Turning now to the facts found in present case it appears that the karta of the respondent family has been living in Colombo with his wife and Children for some years carrying on a family business there. He owns considerable ancestral immovable property and has sundry investments in British India which are looked after by a clerk who is paid a salary of Rs. 25 per mensem. His ancestral family house is at Kanadukathan (in British India) where his mother is living. He pays frequent visits to British India and during these visits stays in his family house with his mother. In the year 1940-41 he stayed there in the aggregate for 69 days and in the year of account 1941-42 he visited British India on seven occasions of which two were concerned with his journey to and from Rangoon. The total period attend to a litigation relating to the family lands both in the trial Court and in the Court of appeal. He was also attending to income-tax proceeding relating to the assessment of his family income, appearing before the Income-tax authorities art Karaikudi and Madras. On one of these occasions the authority concerned and explaining to him the troubles experienced on account of the war with Japan. These are all undoubtedly affiars of the family, and the karta in whom the right and power of control and management of the family affairs was vested, exercised control and management over such of its affairs as called for his attention during the years, from the establishment over such of its affairs as called for his attention during the year from the established place of residence at Kanadukathan where one of the members of the family continued to live.

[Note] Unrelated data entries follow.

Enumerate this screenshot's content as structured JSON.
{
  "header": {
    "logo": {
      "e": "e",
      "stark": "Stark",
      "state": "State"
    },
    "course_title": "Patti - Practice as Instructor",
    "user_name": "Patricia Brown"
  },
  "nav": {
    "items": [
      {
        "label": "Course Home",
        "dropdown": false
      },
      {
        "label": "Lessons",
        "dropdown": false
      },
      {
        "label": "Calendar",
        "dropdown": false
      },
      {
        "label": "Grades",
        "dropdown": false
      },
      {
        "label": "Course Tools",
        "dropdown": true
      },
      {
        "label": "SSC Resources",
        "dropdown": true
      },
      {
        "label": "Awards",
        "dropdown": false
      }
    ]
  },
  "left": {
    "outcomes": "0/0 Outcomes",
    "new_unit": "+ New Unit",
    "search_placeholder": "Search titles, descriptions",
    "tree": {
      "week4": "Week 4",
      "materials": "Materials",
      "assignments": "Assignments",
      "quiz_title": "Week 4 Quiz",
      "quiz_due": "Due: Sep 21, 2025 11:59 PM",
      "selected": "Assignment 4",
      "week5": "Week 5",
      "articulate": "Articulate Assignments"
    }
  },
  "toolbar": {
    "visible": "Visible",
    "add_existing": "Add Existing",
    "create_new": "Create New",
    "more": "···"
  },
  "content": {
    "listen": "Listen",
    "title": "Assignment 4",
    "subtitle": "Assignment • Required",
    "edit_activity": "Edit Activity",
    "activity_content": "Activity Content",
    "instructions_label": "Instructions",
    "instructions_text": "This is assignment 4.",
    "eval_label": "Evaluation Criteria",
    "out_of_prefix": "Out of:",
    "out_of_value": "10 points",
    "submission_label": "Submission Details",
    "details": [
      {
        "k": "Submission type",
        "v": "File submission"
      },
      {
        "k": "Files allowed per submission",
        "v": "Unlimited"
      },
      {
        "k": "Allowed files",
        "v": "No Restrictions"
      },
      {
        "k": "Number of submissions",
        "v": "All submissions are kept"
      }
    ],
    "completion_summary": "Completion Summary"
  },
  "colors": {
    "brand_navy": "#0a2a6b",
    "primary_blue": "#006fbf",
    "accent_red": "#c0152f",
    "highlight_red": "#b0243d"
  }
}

It is true that no act of control or management appears to have been exercised by the karta in relation to the business at Colombo during his stay in British India, but that business is only one of the affairs of the family, and the learned Advocate-Generals suggestion that the non-exercise of control over it from British India rendered the control and management which the karta exercised in respect of the to bring the family from the ancestral family home in ineffective in law to bring the family within Section 4A (b) cannot be accepted. As I have already observed, the theory that the control and management exercised in British India must, for the purposes of clause (b) of Section 4A, extend to the whole of the affairs of the family derives no support from the learning of that clause. In this connection it must also be borne in mind that, unlike a firm or as company which has no existence apart from its business a Hindu undivided family may or may not carry on business and even where it trades such activity is but one of its affairs.
The Income-tax appellate Tribunal have, in my opinion, approached the case from a wrong angle. They state, 'the only point that we have to find out in this case is whether there was an act of management or control within British India during his stay there.' This apparently implies acceptance of the Commissioners point of view which, I have already indicated, is not correct. But having thus formulated the point for their decision, their conclusion, in the light of the proved facts of the case, is, to say the least remarkable.
'The evidence relied upon by the departmental representative from which he wants us to draw an inference that there were acts of management have been considered by us and we come to finding that no act of management or control was exercised by the appellant during his stay in British India.'
In my opinion, the Tribunal have misdirected themselves in determining the question of 'residence' of the respondent family, and, further, they have not drawn the correct inference from the proved facts. On these facts, the control and management of the affairs of the family cannot be held to have been situated wholly abroad, with the result that the family must be deemed to have been resident in British India within the meaning of the Income-tax Act. I agree with the answers proposed by my Lord and also with his order as to costs.
Reference answered in the affirmative.